RECORDS TO PROCESS:

+-------+

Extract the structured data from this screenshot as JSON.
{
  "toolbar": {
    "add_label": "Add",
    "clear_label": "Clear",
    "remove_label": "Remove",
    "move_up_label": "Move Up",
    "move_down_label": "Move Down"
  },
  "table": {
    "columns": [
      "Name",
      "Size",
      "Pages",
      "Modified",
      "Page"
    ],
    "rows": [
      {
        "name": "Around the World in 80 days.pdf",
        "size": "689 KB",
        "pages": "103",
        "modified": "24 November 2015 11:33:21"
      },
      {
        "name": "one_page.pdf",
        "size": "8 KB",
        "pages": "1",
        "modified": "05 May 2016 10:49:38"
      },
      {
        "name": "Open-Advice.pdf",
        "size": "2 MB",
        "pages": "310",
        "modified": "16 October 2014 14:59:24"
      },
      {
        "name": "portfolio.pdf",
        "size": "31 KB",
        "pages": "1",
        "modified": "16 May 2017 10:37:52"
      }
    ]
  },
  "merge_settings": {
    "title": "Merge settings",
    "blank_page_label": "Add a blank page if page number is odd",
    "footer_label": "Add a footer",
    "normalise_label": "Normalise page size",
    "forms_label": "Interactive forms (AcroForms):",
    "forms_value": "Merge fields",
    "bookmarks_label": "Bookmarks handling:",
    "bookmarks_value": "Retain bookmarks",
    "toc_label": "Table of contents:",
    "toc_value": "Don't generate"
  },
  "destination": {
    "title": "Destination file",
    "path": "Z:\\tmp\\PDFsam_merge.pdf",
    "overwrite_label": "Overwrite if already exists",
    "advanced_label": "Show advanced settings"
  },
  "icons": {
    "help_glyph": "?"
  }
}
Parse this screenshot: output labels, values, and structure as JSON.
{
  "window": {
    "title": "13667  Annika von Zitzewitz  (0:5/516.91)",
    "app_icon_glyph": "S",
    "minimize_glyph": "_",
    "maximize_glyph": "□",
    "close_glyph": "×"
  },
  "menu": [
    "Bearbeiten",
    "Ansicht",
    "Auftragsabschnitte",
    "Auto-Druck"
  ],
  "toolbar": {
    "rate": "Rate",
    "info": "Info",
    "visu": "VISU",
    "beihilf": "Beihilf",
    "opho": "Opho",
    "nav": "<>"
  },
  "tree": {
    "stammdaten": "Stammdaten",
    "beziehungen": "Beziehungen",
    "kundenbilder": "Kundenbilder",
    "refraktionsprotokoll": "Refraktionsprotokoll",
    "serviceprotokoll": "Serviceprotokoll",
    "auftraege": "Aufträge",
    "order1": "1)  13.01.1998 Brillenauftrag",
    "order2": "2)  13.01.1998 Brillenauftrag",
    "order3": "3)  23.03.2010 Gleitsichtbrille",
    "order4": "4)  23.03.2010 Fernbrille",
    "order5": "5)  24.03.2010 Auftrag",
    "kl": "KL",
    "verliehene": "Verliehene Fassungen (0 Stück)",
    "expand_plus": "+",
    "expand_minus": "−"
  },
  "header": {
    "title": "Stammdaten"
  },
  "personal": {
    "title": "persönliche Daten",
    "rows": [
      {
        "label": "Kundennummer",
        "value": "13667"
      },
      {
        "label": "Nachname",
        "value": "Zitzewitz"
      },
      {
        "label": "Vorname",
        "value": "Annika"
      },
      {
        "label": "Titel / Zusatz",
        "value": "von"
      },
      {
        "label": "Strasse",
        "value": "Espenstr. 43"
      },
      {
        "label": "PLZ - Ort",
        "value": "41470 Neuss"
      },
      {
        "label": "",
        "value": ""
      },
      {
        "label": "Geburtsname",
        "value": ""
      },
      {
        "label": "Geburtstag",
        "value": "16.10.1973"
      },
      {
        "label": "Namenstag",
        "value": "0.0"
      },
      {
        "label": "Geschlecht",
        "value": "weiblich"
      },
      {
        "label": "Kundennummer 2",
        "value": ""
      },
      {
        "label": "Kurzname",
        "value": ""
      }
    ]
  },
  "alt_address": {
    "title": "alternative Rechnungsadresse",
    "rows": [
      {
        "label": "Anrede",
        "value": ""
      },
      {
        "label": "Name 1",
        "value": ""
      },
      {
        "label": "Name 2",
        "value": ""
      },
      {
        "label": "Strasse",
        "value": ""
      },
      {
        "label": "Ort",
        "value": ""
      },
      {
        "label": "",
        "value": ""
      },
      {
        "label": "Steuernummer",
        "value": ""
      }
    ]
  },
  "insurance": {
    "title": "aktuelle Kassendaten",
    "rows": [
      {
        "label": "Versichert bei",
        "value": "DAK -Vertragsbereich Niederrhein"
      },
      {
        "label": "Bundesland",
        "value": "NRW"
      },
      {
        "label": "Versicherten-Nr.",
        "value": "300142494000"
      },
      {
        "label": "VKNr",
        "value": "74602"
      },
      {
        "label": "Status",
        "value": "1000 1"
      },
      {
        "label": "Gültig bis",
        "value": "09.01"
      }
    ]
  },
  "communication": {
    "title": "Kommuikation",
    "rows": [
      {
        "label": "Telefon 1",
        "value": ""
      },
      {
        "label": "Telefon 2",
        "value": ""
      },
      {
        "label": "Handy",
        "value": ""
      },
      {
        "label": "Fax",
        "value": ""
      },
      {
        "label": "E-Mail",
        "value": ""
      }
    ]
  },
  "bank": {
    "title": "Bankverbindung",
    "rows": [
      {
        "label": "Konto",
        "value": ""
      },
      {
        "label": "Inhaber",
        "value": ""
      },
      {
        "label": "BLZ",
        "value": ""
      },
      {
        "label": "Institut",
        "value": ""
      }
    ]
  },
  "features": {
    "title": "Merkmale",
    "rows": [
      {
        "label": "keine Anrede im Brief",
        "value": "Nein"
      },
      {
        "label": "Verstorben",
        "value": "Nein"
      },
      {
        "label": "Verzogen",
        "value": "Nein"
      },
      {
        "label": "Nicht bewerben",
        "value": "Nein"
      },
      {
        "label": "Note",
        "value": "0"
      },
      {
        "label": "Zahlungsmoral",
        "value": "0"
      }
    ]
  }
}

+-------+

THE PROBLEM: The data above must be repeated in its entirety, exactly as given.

ANSWER AREA:
Extract the structured data from this screenshot as JSON.
{
  "toolbar": {
    "add_label": "Add",
    "clear_label": "Clear",
    "remove_label": "Remove",
    "move_up_label": "Move Up",
    "move_down_label": "Move Down"
  },
  "table": {
    "columns": [
      "Name",
      "Size",
      "Pages",
      "Modified",
      "Page"
    ],
    "rows": [
      {
        "name": "Around the World in 80 days.pdf",
        "size": "689 KB",
        "pages": "103",
        "modified": "24 November 2015 11:33:21"
      },
      {
        "name": "one_page.pdf",
        "size": "8 KB",
        "pages": "1",
        "modified": "05 May 2016 10:49:38"
      },
      {
        "name": "Open-Advice.pdf",
        "size": "2 MB",
        "pages": "310",
        "modified": "16 October 2014 14:59:24"
      },
      {
        "name": "portfolio.pdf",
        "size": "31 KB",
        "pages": "1",
        "modified": "16 May 2017 10:37:52"
      }
    ]
  },
  "merge_settings": {
    "title": "Merge settings",
    "blank_page_label": "Add a blank page if page number is odd",
    "footer_label": "Add a footer",
    "normalise_label": "Normalise page size",
    "forms_label": "Interactive forms (AcroForms):",
    "forms_value": "Merge fields",
    "bookmarks_label": "Bookmarks handling:",
    "bookmarks_value": "Retain bookmarks",
    "toc_label": "Table of contents:",
    "toc_value": "Don't generate"
  },
  "destination": {
    "title": "Destination file",
    "path": "Z:\\tmp\\PDFsam_merge.pdf",
    "overwrite_label": "Overwrite if already exists",
    "advanced_label": "Show advanced settings"
  },
  "icons": {
    "help_glyph": "?"
  }
}
Parse this screenshot: output labels, values, and structure as JSON.
{
  "window": {
    "title": "13667  Annika von Zitzewitz  (0:5/516.91)",
    "app_icon_glyph": "S",
    "minimize_glyph": "_",
    "maximize_glyph": "□",
    "close_glyph": "×"
  },
  "menu": [
    "Bearbeiten",
    "Ansicht",
    "Auftragsabschnitte",
    "Auto-Druck"
  ],
  "toolbar": {
    "rate": "Rate",
    "info": "Info",
    "visu": "VISU",
    "beihilf": "Beihilf",
    "opho": "Opho",
    "nav": "<>"
  },
  "tree": {
    "stammdaten": "Stammdaten",
    "beziehungen": "Beziehungen",
    "kundenbilder": "Kundenbilder",
    "refraktionsprotokoll": "Refraktionsprotokoll",
    "serviceprotokoll": "Serviceprotokoll",
    "auftraege": "Aufträge",
    "order1": "1)  13.01.1998 Brillenauftrag",
    "order2": "2)  13.01.1998 Brillenauftrag",
    "order3": "3)  23.03.2010 Gleitsichtbrille",
    "order4": "4)  23.03.2010 Fernbrille",
    "order5": "5)  24.03.2010 Auftrag",
    "kl": "KL",
    "verliehene": "Verliehene Fassungen (0 Stück)",
    "expand_plus": "+",
    "expand_minus": "−"
  },
  "header": {
    "title": "Stammdaten"
  },
  "personal": {
    "title": "persönliche Daten",
    "rows": [
      {
        "label": "Kundennummer",
        "value": "13667"
      },
      {
        "label": "Nachname",
        "value": "Zitzewitz"
      },
      {
        "label": "Vorname",
        "value": "Annika"
      },
      {
        "label": "Titel / Zusatz",
        "value": "von"
      },
      {
        "label": "Strasse",
        "value": "Espenstr. 43"
      },
      {
        "label": "PLZ - Ort",
        "value": "41470 Neuss"
      },
      {
        "label": "",
        "value": ""
      },
      {
        "label": "Geburtsname",
        "value": ""
      },
      {
        "label": "Geburtstag",
        "value": "16.10.1973"
      },
      {
        "label": "Namenstag",
        "value": "0.0"
      },
      {
        "label": "Geschlecht",
        "value": "weiblich"
      },
      {
        "label": "Kundennummer 2",
        "value": ""
      },
      {
        "label": "Kurzname",
        "value": ""
      }
    ]
  },
  "alt_address": {
    "title": "alternative Rechnungsadresse",
    "rows": [
      {
        "label": "Anrede",
        "value": ""
      },
      {
        "label": "Name 1",
        "value": ""
      },
      {
        "label": "Name 2",
        "value": ""
      },
      {
        "label": "Strasse",
        "value": ""
      },
      {
        "label": "Ort",
        "value": ""
      },
      {
        "label": "",
        "value": ""
      },
      {
        "label": "Steuernummer",
        "value": ""
      }
    ]
  },
  "insurance": {
    "title": "aktuelle Kassendaten",
    "rows": [
      {
        "label": "Versichert bei",
        "value": "DAK -Vertragsbereich Niederrhein"
      },
      {
        "label": "Bundesland",
        "value": "NRW"
      },
      {
        "label": "Versicherten-Nr.",
        "value": "300142494000"
      },
      {
        "label": "VKNr",
        "value": "74602"
      },
      {
        "label": "Status",
        "value": "1000 1"
      },
      {
        "label": "Gültig bis",
        "value": "09.01"
      }
    ]
  },
  "communication": {
    "title": "Kommuikation",
    "rows": [
      {
        "label": "Telefon 1",
        "value": ""
      },
      {
        "label": "Telefon 2",
        "value": ""
      },
      {
        "label": "Handy",
        "value": ""
      },
      {
        "label": "Fax",
        "value": ""
      },
      {
        "label": "E-Mail",
        "value": ""
      }
    ]
  },
  "bank": {
    "title": "Bankverbindung",
    "rows": [
      {
        "label": "Konto",
        "value": ""
      },
      {
        "label": "Inhaber",
        "value": ""
      },
      {
        "label": "BLZ",
        "value": ""
      },
      {
        "label": "Institut",
        "value": ""
      }
    ]
  },
  "features": {
    "title": "Merkmale",
    "rows": [
      {
        "label": "keine Anrede im Brief",
        "value": "Nein"
      },
      {
        "label": "Verstorben",
        "value": "Nein"
      },
      {
        "label": "Verzogen",
        "value": "Nein"
      },
      {
        "label": "Nicht bewerben",
        "value": "Nein"
      },
      {
        "label": "Note",
        "value": "0"
      },
      {
        "label": "Zahlungsmoral",
        "value": "0"
      }
    ]
  }
}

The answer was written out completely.